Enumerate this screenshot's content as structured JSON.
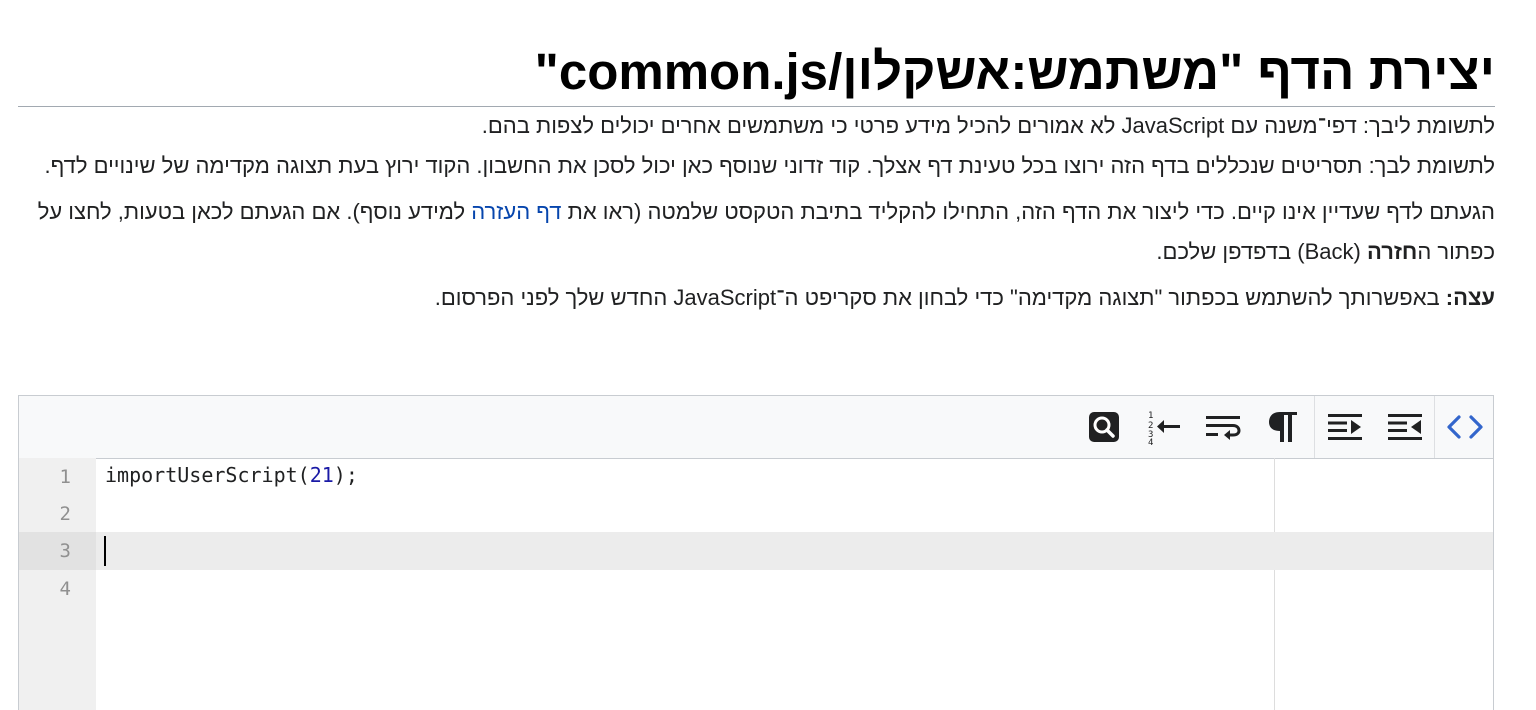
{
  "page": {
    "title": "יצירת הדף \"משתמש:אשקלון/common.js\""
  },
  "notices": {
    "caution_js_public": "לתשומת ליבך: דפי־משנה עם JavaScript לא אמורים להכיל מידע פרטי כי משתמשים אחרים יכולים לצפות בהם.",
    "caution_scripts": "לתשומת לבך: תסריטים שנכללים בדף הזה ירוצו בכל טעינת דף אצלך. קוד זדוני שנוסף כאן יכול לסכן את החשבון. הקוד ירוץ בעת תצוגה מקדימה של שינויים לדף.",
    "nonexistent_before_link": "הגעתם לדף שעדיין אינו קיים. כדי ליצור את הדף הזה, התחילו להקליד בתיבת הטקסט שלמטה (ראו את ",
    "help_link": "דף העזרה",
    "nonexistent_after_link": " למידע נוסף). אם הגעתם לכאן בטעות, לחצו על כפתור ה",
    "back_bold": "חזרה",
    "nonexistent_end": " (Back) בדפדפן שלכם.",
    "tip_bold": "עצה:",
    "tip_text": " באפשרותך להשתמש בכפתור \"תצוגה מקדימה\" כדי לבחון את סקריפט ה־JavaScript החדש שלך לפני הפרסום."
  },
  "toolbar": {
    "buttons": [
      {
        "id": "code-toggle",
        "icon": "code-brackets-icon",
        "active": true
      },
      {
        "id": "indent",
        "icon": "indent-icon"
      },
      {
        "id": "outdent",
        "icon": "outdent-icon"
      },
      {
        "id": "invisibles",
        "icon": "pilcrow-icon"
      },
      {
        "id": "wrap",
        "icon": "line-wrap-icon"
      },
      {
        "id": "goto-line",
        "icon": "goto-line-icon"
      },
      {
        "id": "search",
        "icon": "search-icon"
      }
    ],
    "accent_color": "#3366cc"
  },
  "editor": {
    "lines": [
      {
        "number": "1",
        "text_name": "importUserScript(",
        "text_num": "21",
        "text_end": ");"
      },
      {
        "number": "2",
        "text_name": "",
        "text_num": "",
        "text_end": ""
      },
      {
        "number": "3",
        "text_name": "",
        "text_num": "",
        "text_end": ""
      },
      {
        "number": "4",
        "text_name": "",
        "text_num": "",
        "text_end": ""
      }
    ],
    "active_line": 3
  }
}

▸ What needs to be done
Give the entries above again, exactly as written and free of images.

▸ Answer box
Enumerate this screenshot's content as structured JSON.
{
  "page": {
    "title": "יצירת הדף \"משתמש:אשקלון/common.js\""
  },
  "notices": {
    "caution_js_public": "לתשומת ליבך: דפי־משנה עם JavaScript לא אמורים להכיל מידע פרטי כי משתמשים אחרים יכולים לצפות בהם.",
    "caution_scripts": "לתשומת לבך: תסריטים שנכללים בדף הזה ירוצו בכל טעינת דף אצלך. קוד זדוני שנוסף כאן יכול לסכן את החשבון. הקוד ירוץ בעת תצוגה מקדימה של שינויים לדף.",
    "nonexistent_before_link": "הגעתם לדף שעדיין אינו קיים. כדי ליצור את הדף הזה, התחילו להקליד בתיבת הטקסט שלמטה (ראו את ",
    "help_link": "דף העזרה",
    "nonexistent_after_link": " למידע נוסף). אם הגעתם לכאן בטעות, לחצו על כפתור ה",
    "back_bold": "חזרה",
    "nonexistent_end": " (Back) בדפדפן שלכם.",
    "tip_bold": "עצה:",
    "tip_text": " באפשרותך להשתמש בכפתור \"תצוגה מקדימה\" כדי לבחון את סקריפט ה־JavaScript החדש שלך לפני הפרסום."
  },
  "toolbar": {
    "buttons": [
      {
        "id": "code-toggle",
        "icon": "code-brackets-icon",
        "active": true
      },
      {
        "id": "indent",
        "icon": "indent-icon"
      },
      {
        "id": "outdent",
        "icon": "outdent-icon"
      },
      {
        "id": "invisibles",
        "icon": "pilcrow-icon"
      },
      {
        "id": "wrap",
        "icon": "line-wrap-icon"
      },
      {
        "id": "goto-line",
        "icon": "goto-line-icon"
      },
      {
        "id": "search",
        "icon": "search-icon"
      }
    ],
    "accent_color": "#3366cc"
  },
  "editor": {
    "lines": [
      {
        "number": "1",
        "text_name": "importUserScript(",
        "text_num": "21",
        "text_end": ");"
      },
      {
        "number": "2",
        "text_name": "",
        "text_num": "",
        "text_end": ""
      },
      {
        "number": "3",
        "text_name": "",
        "text_num": "",
        "text_end": ""
      },
      {
        "number": "4",
        "text_name": "",
        "text_num": "",
        "text_end": ""
      }
    ],
    "active_line": 3
  }
}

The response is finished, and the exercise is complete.